§ DATA FOR REVIEW:
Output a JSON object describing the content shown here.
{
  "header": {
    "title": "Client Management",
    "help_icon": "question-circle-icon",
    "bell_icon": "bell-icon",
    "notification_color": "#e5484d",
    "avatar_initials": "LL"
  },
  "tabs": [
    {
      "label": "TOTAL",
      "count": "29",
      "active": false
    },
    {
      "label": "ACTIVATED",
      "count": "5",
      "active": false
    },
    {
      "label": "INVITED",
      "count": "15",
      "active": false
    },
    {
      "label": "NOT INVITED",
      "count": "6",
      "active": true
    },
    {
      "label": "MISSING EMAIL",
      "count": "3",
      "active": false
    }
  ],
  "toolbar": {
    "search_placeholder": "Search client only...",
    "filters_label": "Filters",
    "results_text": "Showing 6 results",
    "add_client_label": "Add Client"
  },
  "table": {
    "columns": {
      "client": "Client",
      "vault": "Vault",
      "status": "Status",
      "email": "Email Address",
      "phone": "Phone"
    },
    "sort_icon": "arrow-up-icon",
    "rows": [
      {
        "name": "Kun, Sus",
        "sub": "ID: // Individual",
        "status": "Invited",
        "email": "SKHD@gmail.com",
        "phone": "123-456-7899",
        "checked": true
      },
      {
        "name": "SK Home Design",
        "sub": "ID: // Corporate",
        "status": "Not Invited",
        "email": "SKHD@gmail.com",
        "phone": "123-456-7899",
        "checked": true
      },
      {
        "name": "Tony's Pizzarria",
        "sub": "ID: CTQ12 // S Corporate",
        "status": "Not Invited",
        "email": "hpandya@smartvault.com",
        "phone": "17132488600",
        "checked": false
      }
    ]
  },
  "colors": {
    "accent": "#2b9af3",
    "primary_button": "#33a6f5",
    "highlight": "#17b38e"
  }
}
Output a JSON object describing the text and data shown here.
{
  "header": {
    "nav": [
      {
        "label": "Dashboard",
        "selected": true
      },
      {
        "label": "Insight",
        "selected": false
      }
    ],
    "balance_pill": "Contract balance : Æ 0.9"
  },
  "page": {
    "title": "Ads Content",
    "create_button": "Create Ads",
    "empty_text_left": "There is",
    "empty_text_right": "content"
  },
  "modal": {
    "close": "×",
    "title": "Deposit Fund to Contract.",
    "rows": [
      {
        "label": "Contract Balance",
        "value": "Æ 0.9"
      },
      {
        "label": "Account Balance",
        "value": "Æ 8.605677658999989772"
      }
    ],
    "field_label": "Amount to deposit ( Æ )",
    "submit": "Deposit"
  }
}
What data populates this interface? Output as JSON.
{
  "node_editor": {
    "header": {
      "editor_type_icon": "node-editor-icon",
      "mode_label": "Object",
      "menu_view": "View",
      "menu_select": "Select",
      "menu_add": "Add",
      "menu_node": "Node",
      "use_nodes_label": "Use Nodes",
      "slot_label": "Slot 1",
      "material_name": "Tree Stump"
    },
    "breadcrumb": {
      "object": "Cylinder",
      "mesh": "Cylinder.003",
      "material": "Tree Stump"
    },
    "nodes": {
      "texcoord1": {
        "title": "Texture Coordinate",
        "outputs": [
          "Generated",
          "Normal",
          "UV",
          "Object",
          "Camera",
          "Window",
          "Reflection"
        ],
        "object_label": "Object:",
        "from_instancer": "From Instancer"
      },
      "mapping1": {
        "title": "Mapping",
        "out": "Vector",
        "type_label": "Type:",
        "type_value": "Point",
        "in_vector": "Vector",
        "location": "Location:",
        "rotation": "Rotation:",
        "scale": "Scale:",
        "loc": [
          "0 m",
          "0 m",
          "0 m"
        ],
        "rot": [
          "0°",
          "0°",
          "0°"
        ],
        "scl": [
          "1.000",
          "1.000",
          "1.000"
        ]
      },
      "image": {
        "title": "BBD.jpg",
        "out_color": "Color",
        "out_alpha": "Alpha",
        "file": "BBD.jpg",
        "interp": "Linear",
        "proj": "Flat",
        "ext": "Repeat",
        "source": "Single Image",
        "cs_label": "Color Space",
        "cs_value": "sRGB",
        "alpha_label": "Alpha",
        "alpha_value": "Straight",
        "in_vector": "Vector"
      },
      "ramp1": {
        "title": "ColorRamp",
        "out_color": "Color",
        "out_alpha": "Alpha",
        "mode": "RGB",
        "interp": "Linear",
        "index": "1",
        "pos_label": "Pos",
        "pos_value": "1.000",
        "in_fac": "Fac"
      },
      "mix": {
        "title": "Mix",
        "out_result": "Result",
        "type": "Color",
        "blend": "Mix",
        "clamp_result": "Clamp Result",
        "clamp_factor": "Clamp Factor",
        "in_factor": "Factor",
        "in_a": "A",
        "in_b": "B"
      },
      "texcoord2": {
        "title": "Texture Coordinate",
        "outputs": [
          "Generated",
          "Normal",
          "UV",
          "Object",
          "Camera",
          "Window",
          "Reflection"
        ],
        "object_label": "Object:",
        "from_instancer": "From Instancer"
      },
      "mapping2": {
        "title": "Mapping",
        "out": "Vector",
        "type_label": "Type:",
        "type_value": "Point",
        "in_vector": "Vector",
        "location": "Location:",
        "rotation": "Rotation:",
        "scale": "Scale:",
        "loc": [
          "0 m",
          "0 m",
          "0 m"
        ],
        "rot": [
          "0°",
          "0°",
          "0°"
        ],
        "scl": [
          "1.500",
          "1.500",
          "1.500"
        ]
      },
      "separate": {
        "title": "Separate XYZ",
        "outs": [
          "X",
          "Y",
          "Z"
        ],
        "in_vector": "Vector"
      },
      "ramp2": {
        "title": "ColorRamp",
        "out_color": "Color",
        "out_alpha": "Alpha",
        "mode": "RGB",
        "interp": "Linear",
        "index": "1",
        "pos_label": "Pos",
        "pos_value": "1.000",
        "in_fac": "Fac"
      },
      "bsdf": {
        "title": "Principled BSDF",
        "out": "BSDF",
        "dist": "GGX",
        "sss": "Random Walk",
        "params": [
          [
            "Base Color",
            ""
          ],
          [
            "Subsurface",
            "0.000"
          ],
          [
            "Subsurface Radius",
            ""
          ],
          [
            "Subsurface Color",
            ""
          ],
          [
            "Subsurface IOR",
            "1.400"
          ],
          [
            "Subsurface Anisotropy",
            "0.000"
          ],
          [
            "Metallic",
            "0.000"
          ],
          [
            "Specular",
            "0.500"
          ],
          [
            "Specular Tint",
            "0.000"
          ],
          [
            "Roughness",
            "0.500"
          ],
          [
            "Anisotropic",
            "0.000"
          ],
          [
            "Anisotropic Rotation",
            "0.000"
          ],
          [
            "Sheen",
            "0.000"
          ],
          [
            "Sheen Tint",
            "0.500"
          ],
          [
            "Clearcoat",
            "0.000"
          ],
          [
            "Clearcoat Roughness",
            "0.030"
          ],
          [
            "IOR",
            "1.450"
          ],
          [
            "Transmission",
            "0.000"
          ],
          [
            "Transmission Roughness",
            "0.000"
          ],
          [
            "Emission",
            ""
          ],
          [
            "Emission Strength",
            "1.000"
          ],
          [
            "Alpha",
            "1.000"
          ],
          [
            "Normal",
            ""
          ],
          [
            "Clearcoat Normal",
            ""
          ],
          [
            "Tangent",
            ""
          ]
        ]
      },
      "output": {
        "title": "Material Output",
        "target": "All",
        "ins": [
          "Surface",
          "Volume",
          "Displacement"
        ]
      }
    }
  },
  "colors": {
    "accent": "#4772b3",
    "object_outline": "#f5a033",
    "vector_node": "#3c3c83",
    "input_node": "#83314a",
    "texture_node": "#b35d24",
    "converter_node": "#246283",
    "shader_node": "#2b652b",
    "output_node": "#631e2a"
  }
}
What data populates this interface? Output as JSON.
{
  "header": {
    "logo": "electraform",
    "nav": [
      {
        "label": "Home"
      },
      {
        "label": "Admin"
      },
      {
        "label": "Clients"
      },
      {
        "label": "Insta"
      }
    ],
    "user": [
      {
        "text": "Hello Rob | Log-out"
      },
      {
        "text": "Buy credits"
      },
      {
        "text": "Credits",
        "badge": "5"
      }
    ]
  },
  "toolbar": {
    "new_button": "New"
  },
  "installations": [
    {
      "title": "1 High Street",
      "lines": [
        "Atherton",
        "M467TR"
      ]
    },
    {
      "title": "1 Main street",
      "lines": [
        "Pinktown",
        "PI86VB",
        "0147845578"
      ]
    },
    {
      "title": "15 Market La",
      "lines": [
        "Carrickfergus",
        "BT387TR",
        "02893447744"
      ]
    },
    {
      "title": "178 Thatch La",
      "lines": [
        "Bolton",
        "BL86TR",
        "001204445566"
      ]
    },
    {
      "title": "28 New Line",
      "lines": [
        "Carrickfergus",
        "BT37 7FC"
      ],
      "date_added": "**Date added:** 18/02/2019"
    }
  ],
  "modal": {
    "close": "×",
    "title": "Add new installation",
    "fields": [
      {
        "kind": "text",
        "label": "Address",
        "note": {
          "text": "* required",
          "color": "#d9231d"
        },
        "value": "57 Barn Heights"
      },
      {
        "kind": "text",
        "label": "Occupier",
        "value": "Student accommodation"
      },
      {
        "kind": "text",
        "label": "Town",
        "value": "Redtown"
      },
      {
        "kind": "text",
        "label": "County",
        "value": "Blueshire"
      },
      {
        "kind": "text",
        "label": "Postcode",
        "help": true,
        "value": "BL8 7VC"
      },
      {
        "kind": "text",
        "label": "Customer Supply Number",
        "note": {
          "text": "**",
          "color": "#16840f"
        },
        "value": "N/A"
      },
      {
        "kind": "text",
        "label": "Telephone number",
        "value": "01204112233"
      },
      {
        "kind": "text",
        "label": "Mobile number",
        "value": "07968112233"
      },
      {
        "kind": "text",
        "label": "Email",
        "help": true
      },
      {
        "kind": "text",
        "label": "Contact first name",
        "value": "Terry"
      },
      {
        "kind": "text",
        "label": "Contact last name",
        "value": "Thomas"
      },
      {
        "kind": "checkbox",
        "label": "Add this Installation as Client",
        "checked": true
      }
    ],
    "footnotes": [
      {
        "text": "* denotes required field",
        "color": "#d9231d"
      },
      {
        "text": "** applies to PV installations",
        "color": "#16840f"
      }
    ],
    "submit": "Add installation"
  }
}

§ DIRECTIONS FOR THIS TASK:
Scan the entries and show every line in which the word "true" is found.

§ OUTPUT BELOW:
      "active": true
        "checked": true
        "checked": true
        "selected": true
        "help": true,
        "help": true
        "checked": true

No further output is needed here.